Charles (Honi) Coles; Broadway Tap Dancer


Charles (Honi) Coles, the elegant hoofer who tap-danced over the decades for the cultural elite on Broadway and the criminally inclined in Prohibition-era speak-easies, died Thursday.

His wife, Marian, said her Tony award- winning husband--as best supporting actor (Mr. Magix in the 1983 musical “My One and Only”)--was 81 when he died at their New York City home. He had been battling cancer.

Gregory Hines, who was greatly influenced by Coles, said Coles’ dancing showed “really what tap is and what it means.”

Singer Lena Horne had once said that Coles was so graceful “he made butterflies clumsy.”


Coles’ career began with vaudeville and club acts and expanded to the stage and television. Among his other Broadway credits are “Hello, Dolly!” and “Gentlemen Prefer Blondes.” He also performed with the national touring company of “Bubbling Brown Sugar.”

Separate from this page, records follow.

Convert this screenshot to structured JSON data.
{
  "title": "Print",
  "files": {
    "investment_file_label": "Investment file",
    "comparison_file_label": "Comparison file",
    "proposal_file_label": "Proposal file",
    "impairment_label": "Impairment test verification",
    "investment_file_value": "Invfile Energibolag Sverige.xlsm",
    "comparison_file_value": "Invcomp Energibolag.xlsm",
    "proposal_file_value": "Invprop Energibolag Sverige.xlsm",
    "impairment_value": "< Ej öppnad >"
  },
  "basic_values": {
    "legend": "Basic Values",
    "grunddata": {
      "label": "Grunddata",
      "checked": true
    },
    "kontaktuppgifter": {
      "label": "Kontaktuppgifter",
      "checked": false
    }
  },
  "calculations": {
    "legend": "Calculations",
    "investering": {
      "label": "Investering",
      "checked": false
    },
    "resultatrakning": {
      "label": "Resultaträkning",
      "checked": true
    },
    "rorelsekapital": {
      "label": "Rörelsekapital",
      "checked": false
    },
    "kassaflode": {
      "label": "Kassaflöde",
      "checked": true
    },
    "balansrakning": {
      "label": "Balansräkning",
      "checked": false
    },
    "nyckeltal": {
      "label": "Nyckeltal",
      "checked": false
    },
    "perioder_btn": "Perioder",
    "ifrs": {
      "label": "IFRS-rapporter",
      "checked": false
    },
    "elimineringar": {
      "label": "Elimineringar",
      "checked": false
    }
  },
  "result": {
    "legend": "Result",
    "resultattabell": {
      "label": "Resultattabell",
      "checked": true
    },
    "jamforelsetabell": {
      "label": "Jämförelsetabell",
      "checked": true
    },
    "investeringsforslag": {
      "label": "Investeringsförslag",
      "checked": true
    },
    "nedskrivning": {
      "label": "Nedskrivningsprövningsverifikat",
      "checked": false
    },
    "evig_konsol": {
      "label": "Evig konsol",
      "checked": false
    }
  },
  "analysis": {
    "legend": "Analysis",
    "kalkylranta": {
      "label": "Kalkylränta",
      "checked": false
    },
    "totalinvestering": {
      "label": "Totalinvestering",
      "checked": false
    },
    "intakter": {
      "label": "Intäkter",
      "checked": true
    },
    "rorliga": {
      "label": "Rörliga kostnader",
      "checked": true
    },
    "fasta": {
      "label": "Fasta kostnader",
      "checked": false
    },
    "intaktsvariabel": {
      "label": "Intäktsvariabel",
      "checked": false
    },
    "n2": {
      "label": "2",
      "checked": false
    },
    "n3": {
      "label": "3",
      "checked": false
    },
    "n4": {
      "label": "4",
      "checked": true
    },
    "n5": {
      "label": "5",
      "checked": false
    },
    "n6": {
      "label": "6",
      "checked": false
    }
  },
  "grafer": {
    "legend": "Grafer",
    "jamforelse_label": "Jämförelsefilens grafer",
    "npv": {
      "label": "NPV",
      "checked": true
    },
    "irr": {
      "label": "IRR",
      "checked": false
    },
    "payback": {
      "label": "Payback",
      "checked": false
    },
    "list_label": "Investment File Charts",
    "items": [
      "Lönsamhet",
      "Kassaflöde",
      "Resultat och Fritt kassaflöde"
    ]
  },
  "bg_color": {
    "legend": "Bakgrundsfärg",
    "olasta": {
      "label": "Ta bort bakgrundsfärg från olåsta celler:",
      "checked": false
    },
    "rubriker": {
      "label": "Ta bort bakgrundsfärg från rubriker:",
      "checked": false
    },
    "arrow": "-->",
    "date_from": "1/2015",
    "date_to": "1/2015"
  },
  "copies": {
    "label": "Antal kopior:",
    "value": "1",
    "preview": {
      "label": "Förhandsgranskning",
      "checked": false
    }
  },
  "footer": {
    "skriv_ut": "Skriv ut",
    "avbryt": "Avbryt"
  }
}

Coles, who was given his nickname by his sister, appeared in the movies “The Cotton Club” and “Dirty Dancing” and his broadcast appearances included the television version of “The Tap Dance Kid.”

Locally, his urbane showmanship was displayed at UCLA in 1986 with the revue “Essence of Rhythm,” in which he starred with Eddie Brown, Howard (Sandman) Sims and Jimmy Slyde. The four represented the various styles of tap highlighted by Coles’ easy stroll across the stage in which he said: “If you can walk, you can dance.”

The Philadelphia-born Coles never studied dancing formally, but learned by emulating Bill (Bojangles) Robinson and John W. Bubbles. Coles also performed with such big bands as those of Cab Calloway and Count Basie and with Fats Waller’s group.


In 1946, Coles teamed with Cholly Atkins and the team of Coles and Atkins were cast three years later in “Gentlemen Prefer Blondes” on Broadway.

“He thinks each step,” said Carol Channing, who starred in the show. “Each step is a story . . . that’s a star.”

Last year, President Bush awarded him the National Medal of the Arts.

As age diminished his strength, Coles resorted to the nuances of tap.


“Maybe I was a stronger hoofer at one time, but I can sell it now,” he told The Times several years ago.

Besides his wife, Coles is survived by a son, daughter and several grandchildren.